> [Work item]
Which lines of the entries contain the string "login"? Copy each of them.

Data about app and page elements
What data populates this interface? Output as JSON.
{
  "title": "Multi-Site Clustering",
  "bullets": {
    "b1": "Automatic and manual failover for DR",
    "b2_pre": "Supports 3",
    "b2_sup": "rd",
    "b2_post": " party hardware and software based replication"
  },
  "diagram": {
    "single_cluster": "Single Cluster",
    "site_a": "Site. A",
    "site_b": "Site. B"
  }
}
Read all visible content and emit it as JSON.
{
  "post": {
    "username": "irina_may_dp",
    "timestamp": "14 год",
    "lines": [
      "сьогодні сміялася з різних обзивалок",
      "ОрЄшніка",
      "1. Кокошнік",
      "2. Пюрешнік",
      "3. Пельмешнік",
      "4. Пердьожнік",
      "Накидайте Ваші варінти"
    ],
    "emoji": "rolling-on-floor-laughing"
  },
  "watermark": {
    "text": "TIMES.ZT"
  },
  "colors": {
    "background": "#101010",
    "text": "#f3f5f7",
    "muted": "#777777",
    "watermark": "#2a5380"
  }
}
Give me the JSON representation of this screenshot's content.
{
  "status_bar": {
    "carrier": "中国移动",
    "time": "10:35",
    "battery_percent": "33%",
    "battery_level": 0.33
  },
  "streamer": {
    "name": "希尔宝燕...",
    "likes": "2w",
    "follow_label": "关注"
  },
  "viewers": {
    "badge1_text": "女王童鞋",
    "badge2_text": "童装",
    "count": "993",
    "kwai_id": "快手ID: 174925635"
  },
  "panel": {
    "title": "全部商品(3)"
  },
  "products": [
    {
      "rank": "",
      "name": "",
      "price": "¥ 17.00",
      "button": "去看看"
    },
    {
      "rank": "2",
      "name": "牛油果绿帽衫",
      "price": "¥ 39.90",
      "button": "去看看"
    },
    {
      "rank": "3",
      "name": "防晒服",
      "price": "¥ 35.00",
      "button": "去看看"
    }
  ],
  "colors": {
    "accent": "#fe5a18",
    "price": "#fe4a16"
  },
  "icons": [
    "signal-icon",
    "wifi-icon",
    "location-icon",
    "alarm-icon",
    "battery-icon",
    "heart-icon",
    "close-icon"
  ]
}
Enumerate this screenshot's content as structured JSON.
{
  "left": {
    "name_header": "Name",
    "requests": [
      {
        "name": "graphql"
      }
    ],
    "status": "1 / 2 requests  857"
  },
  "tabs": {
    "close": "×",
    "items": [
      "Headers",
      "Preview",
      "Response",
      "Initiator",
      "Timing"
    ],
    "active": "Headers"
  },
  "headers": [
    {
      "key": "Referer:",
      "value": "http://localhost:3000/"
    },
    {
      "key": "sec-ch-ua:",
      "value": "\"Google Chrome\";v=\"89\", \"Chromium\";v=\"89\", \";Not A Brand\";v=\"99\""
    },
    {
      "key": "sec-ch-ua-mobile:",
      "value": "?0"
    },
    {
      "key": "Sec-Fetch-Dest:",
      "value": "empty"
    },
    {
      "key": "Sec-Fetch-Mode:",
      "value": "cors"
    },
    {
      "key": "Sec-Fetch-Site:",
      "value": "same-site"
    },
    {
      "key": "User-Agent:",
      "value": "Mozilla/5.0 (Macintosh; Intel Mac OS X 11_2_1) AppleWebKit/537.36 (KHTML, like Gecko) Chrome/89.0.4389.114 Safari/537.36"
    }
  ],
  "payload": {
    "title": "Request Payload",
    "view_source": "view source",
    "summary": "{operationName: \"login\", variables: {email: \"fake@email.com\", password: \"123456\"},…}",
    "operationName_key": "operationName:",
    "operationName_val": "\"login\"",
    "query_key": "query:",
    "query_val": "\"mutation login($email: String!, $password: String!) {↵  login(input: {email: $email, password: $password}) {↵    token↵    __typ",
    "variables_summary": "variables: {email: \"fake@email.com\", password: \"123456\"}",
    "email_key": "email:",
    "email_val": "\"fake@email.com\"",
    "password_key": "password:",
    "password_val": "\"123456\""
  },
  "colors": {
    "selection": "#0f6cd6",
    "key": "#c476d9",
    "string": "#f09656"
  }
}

> [Result of the task]
    "summary": "{operationName: \"login\", variables: {email: \"fake@email.com\", password: \"123456\"},…}",
    "operationName_val": "\"login\"",
    "query_val": "\"mutation login($email: String!, $password: String!) {↵  login(input: {email: $email, password: $password}) {↵    token↵    __typ",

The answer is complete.